▶ **TO DO**: Go line by line through the data below, counting each one that has "JSON", and give the final count only.

▶ **RECORDS PROVIDED**:
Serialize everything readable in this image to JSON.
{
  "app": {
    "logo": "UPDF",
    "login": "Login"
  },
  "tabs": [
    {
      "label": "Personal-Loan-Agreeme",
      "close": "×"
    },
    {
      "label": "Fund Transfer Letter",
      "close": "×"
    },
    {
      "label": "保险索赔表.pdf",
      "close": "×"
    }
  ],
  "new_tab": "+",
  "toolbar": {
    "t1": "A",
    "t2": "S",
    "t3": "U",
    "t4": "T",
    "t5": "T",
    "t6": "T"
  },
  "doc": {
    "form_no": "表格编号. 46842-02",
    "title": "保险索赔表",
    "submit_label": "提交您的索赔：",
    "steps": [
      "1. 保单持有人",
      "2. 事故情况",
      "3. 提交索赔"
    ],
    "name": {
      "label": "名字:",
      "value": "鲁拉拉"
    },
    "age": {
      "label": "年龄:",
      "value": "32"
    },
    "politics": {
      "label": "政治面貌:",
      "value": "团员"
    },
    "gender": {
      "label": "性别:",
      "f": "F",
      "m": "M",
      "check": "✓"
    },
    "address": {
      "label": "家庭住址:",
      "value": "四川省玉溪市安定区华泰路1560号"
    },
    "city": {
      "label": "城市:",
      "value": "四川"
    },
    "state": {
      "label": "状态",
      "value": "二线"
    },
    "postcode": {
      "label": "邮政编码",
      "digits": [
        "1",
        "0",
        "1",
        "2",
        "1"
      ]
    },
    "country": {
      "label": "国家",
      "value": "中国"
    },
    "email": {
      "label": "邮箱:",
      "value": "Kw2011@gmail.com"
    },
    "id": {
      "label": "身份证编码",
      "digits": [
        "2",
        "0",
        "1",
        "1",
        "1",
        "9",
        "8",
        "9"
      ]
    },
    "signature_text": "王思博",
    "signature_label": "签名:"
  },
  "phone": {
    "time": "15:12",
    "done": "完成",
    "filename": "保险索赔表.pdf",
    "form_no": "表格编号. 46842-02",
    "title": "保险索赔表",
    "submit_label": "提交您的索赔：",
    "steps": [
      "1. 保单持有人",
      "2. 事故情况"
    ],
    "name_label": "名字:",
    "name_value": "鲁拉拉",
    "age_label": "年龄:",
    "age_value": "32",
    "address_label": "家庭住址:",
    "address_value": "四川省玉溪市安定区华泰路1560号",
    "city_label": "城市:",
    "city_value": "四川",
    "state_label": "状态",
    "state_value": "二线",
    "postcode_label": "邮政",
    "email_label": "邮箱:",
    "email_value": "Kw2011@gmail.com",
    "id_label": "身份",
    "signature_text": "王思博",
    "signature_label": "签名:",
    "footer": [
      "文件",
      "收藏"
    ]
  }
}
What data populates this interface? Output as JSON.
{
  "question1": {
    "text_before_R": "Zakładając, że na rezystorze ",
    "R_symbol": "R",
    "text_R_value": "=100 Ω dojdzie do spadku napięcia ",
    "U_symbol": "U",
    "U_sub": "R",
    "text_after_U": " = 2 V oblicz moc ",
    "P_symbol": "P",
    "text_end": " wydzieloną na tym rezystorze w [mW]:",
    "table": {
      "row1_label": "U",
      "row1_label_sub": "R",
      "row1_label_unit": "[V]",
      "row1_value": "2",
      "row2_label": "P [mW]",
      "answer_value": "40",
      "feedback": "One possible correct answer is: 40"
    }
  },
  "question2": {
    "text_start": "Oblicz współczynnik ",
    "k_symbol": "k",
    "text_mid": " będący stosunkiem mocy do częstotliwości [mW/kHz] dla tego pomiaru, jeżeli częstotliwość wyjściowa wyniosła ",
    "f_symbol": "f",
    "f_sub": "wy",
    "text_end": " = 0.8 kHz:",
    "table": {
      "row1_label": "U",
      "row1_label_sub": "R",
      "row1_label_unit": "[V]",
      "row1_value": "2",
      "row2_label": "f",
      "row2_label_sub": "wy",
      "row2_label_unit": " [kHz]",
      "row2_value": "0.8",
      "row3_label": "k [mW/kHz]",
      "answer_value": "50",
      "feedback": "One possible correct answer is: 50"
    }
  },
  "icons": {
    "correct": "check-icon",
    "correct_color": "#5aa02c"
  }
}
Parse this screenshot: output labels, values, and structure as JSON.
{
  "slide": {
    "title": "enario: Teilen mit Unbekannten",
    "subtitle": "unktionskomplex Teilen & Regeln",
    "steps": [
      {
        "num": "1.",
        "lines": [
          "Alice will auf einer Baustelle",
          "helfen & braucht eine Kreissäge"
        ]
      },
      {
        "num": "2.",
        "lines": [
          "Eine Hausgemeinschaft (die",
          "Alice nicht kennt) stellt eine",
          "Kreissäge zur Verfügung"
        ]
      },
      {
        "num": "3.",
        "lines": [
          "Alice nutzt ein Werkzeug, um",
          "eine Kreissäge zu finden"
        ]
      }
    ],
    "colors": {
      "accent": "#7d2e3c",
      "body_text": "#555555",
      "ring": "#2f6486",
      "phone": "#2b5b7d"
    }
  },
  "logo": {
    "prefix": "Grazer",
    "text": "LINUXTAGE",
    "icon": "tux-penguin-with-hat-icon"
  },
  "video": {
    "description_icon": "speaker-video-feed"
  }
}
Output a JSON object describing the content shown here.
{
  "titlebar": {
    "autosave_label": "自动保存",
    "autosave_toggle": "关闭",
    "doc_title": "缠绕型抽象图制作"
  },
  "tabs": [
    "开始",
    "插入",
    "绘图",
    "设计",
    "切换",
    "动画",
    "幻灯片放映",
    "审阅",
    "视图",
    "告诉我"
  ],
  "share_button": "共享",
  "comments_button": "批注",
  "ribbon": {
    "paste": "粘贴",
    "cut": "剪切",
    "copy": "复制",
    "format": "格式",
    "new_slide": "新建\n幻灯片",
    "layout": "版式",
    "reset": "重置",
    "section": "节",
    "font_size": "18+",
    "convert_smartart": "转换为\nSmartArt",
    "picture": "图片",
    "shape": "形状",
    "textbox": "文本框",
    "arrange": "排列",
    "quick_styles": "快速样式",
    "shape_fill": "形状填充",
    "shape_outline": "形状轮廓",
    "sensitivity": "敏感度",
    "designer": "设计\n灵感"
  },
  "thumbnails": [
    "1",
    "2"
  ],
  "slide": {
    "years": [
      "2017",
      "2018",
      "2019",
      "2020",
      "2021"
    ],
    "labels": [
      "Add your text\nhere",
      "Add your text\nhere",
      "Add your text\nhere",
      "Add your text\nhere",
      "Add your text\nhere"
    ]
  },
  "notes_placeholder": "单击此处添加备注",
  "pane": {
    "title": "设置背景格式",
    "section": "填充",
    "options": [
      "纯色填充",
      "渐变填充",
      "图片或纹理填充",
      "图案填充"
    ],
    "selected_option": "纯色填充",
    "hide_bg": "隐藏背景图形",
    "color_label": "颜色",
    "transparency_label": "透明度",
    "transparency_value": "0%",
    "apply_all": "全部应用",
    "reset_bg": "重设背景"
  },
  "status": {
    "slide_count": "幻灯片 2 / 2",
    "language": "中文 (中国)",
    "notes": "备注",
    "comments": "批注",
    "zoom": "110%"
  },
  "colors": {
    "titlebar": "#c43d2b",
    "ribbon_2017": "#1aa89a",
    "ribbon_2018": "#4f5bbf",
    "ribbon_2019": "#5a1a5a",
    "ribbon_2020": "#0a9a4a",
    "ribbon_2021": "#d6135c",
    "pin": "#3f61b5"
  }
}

▶ **ANSWER FOR THE TASK**: 4